And so, I spend the rest of the afternoon drinking the stuff. What also excites me is the opportunity to sample some of Iwan’s prized 100% wild ‘kopi luwak’, a unique product with a history that goes back to the mid-nineteenth century when the native farmers and plantation workers were prohibited by the Dutch from harvesting coffee for their own use. Interestingly, they discovered a remarkably unconventional way in which to taste the produce.

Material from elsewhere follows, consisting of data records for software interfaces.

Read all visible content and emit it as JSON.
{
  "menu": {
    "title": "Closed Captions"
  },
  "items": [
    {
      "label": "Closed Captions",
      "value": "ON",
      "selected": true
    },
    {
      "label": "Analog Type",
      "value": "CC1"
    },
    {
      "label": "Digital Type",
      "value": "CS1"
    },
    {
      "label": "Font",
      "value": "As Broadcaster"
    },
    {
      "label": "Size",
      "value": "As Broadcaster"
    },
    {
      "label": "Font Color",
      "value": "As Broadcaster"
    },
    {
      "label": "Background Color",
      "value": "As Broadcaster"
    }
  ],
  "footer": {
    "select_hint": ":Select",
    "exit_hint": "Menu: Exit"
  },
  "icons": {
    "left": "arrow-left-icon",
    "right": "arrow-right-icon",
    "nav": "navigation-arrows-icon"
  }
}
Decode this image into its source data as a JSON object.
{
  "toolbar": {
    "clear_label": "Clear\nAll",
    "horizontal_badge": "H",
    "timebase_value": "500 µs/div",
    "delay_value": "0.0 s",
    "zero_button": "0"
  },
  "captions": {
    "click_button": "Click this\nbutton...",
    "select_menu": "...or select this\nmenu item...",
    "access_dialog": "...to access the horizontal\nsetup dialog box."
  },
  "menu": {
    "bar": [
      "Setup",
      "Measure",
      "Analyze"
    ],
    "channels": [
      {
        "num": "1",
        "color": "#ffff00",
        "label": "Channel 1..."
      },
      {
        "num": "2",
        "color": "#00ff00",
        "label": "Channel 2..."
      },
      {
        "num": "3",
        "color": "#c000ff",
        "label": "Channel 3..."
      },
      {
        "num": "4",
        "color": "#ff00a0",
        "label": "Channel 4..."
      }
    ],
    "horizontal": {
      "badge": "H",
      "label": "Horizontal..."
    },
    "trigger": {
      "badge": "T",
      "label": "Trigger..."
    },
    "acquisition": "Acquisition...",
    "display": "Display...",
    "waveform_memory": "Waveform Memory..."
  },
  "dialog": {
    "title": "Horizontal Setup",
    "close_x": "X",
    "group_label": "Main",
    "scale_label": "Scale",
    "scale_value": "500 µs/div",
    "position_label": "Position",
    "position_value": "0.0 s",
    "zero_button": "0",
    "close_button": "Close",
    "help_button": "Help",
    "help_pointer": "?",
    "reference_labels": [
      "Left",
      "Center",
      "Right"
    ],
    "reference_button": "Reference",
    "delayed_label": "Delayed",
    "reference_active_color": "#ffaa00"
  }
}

Fortunately for the coffee-pickers, the crop was also in high demand among the local ‘luwak’ (Asian palm civet cat) population. These nocturnal animals were long regarded as pests because they would climb the coffee trees and eat only the reddest ripest berries, bean and all. Outside of the coffee plantation, on the forest floor, there were always specific places where the civet would defecate as a means to mark its territory, and these ‘latrines’ would be a predictable place for local gatherers to find and collect the droppings, which contained the still-intact beans. So the farmers and coffee-pickers collected and cleaned these undigested beans, and then roast, ground and brewed the coffee. The fame of aromatic civet coffee spread from the locals to the Dutch plantation owners and soon became a Dutch favourite, yet because of its rarity and unusual process, the kopi luwak was expensive even in colonial times. A century-and-a-half later, someone somewhere along the way decided to market this coffee as an exotic product.
Kopi luwak is, of course, a form of processing rather than a variety of coffee, and its distinctive full-bodied yet mellow, smooth flavour is due to the fermentation process that takes place in the animal’s stomach. Premium wild kopi luwak comes from the freshest droppings, surprisingly not in the least bit pungent but disconcertingly reminiscent of peanut crunch bars.
Now that kopi luwak is being marketed and sold as a luxury good and for its novelty factor, supply can’t meet demand and the traditional method of collecting droppings from wild civets has given way to intensive farming methods. The imbalance between the estimates of how much authentic kopi luwak is being produced and the amount that is being sold each year under this name has led many buyers and those in the industry to question the integrity of this coffee.
Genuine kopi luwak from wild civets is difficult to buy in Indonesia, disreputable vendors purchase beans from unregulated sources and there is no enforcement regarding the use of the name, so we have no way of knowing whether the kopi luwak we purchase in the supermarkets or drink in the coffee shops is the real deal, but what we do know is that it will almost certainly have come from farmed animals. I therefore feel very privileged this sunny afternoon to be sharing a deliciously wild and rare brew with Pak Iwan and our good friend Pak Aekanu.
If you’re in the Banyuwangi area and would like to visit Pak Iwan’s coffee house at Kemiren, please contact Mr Aekanu Hariyono, cultural representative for the Banyuwangi Tourist Department: firstname.lastname@example.org